Internet giant Yahoo announced a new way to let users to login to their account without the need for a password. With the new feature, when signing in, an on-demand password is texted directly to a user’s mobile phone, the company explained.
“Today, we’re hoping to make that process less anxiety-inducing by introducing on-demand passwords, which are texted to your mobile phone when you need them,” Chris Stoner, Director of Product Management at Yahoo!, wrote in a blog post. “You no longer have to memorize a difficult password to sign in to your account – what a relief!”
The on-demand password option is now available for U.S. users and aims to ease anxiety around password memorization and improve security for users, the company said.
To enable the new feature and receive on-demand passwords, users should take the following steps:
1) Sign in to Yahoo.com.
2) Click on the user name at the top right corner to go to the account information page.
3) Select “Security” in the left bar.
4) Click on the slider for “On-demand passwords” to opt-in.
5) Enter the phone number associated with the account and Yahoo will send a verification code.
6) Enter the code to login.
Speaking at the South by Southwest festival in Austin, Texas, Alex Stamos, Yahoo’s chief information security officer, said the company also plans to introduce “end to end encryption” for email this year to boost privacy protection for users concerned about snooping from governments or hackers.
“Our goal is to have this available by the end of the year,” Alex Stamos, Yahoo’s chief information security officer, told AFP. “Anybody who has the ability to write an email should have no problem using our email encryption.”
While the new feature was designed with security and ease of use in mind, some experts warned that the feature would make it easier for an attacker to gain access to a users account in some cases.
Along with the announcements, Yahoo! released a beta version of the first Yahoo specific e2e encryption plug-in source code on GitHub.

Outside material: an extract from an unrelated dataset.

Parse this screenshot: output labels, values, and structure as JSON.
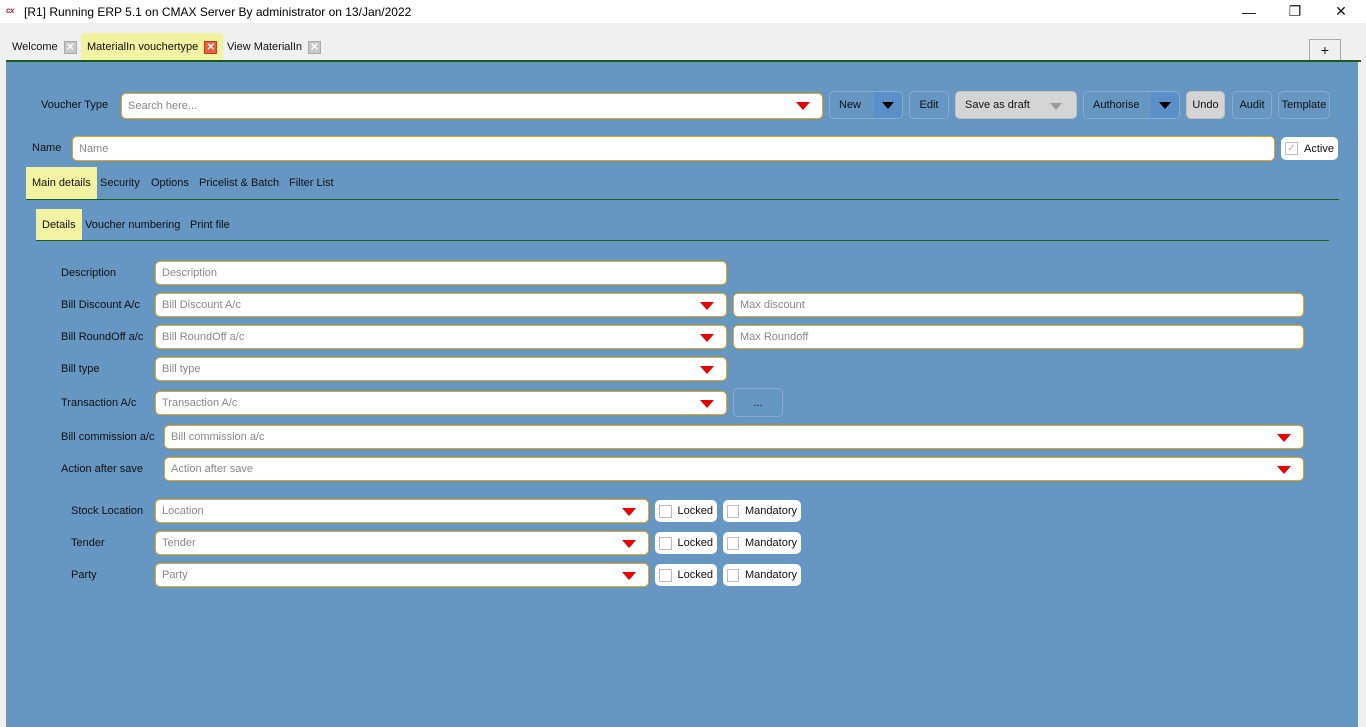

“We encourage other mail providers to build compatible solutions, and for security researchers to take a look and report any potential vulnerabilities they find via our Bug Bounty program,” Stamos wrote in a blog post.